"Who Saw the Deep"- ABNA semifinals and review

My sci-fi novel, “Who Saw the Deep,” made it into the semifinals of the Amazon Breakthrough Novel Award. Publishers Weekly reviewed the full manuscript and offered this review:

This novel is well written, original, and clever. Noah Heath has just completed his doctorate in computer science and his father suggests he give himself a break and help a local senior citizen with some handyman chores. Amelia is a woman that Jaime Heath has known since childhood. On Noah’s first day of work, he notices a flash in the sky, a silver needle, but Amelia denies seeing it. Even so, he hears her call her daughter, Leah, saying,”it’s happening again.” When he returns home, his father starts telling him about the family “artifacts,” a few chunks of old metal. Noah starts to question, and more importantly, believe his father and Amelia’s tales of centuries old invasion and the part their forebears played in it. That the power of computers is limited only by our imaginations makes the tale convincing; the lack of little green men and the highly plausible abilities of the villains make it wonderful reading. It’s a pity to classify this book as science fiction; it reads more like the ancient myths, or even fairy tales. The author really knows his characters and uses them beautifully. Perhaps he’s had centuries to develop them.

If you’d like to read an excerpt, go to my novel’s page on Amazon and download it for free by clicking the Buy Now button. If you’d like to leave a review, that’d be awesome.

By the way, all manuscripts are read without the author’s name, so the reference to the author as a “he” is not surprising. Additionally, the competition started with 10,000 manuscripts and have whittled the entries down to 100 for this round. Technically, I’m only competing against the other General Fiction entries, which means they started with 5000 and it’s now down to 50.

What’s next? May 22: Six finalists announced (picked by Penguin). Amazon customers vote to pick the winners.

I seriously doubt I’ll make it into the finals, but I’m delighted that someone at Penguin will be reading my manuscript.

Disclaimer: Publishers Weekly is an independent organization and the review was written based on a manuscript version of the book and not a published version.

"Who Saw the Deep" and ABNA (and a link to the excerpt)

A few years ago I wrote a novel. I revised it a few times and then I put it aside. This year I dug it up and submitted it to the Amazon Breakthrough Novel Award as a sci-fi novel under the general fiction category. To my surprise, it’s made it to the quarterfinals. That’s about halfway through the contest.

There are several more rounds to go: semifinals (April 24)-100 novels picked by Publisher’s Weekly, finals (May 22)-6 novels picked by Penguin editors, voting round-these 6 novels are voted on by Amazon customers to pick 2 winners, one in general fiction and one in young adult.

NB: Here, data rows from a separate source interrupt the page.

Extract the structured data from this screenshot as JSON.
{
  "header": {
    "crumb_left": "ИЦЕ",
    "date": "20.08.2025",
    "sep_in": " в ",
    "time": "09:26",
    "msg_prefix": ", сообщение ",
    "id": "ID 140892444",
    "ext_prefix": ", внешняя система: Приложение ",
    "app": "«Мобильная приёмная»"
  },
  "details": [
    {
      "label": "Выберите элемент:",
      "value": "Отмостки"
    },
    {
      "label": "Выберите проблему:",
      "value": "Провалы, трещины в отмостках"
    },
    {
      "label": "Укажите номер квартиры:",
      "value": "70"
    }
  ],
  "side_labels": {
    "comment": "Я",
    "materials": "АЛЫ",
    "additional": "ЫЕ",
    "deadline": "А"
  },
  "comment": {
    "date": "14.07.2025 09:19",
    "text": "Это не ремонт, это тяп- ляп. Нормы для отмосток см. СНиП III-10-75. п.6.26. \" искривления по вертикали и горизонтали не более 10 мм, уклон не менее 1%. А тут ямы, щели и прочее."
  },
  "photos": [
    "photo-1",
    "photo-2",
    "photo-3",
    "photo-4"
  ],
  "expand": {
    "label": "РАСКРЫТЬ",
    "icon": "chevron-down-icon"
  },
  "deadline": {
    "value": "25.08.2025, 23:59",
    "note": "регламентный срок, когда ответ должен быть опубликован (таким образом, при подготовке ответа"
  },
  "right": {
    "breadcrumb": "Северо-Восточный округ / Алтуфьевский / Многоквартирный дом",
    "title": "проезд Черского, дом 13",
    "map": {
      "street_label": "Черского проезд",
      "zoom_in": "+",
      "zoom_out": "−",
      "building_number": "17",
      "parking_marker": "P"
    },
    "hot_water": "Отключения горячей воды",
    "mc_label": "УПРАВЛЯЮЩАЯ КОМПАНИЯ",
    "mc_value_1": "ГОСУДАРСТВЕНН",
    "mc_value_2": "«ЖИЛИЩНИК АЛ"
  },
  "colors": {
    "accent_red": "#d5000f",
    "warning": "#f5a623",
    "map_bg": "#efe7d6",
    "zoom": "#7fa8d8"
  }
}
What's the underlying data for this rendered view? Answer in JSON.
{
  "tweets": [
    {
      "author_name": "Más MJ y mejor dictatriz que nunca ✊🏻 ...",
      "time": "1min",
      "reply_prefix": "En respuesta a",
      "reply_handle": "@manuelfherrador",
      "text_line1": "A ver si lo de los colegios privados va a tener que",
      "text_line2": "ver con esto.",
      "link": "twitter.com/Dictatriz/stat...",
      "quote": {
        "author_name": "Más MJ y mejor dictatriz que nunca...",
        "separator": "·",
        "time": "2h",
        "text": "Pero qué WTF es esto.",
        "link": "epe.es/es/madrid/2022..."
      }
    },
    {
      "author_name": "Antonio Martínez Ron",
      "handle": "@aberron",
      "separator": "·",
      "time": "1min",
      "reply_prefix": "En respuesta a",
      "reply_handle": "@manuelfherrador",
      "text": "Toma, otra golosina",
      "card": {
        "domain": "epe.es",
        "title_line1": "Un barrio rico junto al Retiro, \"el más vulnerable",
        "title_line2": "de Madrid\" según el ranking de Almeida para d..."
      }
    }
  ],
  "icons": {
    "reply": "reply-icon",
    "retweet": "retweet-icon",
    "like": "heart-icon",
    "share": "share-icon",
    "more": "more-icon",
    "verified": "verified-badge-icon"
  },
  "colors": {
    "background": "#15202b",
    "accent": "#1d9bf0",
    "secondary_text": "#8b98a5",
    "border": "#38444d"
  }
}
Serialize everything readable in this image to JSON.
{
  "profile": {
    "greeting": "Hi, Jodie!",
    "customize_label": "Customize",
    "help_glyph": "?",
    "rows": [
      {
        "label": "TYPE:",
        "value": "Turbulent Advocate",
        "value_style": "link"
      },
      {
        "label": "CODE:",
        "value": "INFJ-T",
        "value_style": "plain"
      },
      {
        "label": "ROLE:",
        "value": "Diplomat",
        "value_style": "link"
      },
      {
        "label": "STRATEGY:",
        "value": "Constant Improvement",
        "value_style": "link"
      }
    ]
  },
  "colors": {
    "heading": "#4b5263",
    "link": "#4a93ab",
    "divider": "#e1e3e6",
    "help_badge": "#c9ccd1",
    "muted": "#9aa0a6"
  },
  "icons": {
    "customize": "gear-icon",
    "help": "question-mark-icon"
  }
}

I have no illusions. I’ve been writing for a long time now and I have enough rejection letters to paper my walls, build a castle, or possibly burn as a giant effigy, etc. etc. Even so, it’s been great to get this far.

My novel is called “Who Saw the Deep” after a quote from the epic of Gilgamesh (depending on your translation). Here’s the epigraph that appears at the beginning of the novel:

The one who saw the deep I will declare to the world,
The one who knew all I will tell about
. . .
He saw the great Mystery, discovered the Hidden,
he recovered the knowledge of all the times before the Flood.
He journeyed beyond the distant, he journeyed beyond exhaustion,
And then carved his story on stone.

—first six lines from the epic of Gilgamesh

“Who Saw the Deep” is a science fiction novel that explores choice: life over death, trust versus skepticism, determination despite betrayal. What will Noah do when confronted with the impossible? When everything he thought he knew about the world and humanity is wrong? Noah looks into the deepest secrets of the human race and realizes the survival of the species is more dependent on love and stubbornness than he could have imagined. That civilization endures because of anonymous acts executed by ordinary individuals. Individuals like him.

If you’d like to read an excerpt (the first 5000 words of my book) go to Amazon and download it. It’s free! You can leave a review if you’d like. Here is the link to it on Amazon: Who Saw the Deep.

To download it: Click on the Buy Now button. Since it’s free, you won’t be charged. You can read it on your Kindle, your smartphone or iPad if it has the Kindle app, or you can read it on your computer with Amazon’s Kindle reader software (also a free download).

FYI: Amazon had a lot of trouble with the formatting of the excerpts. The quotations marks and apostrophes are fixed now, but my tabs and carriage returns are still somewhat randomly missing. However, the text is readable. If you read the excerpt, please keep in mind that I actually know how to use paragraph markers and carriage returns. If you’d like a clean copy of the excerpt, let me know via comments here, email, or FB and I’ll send you one.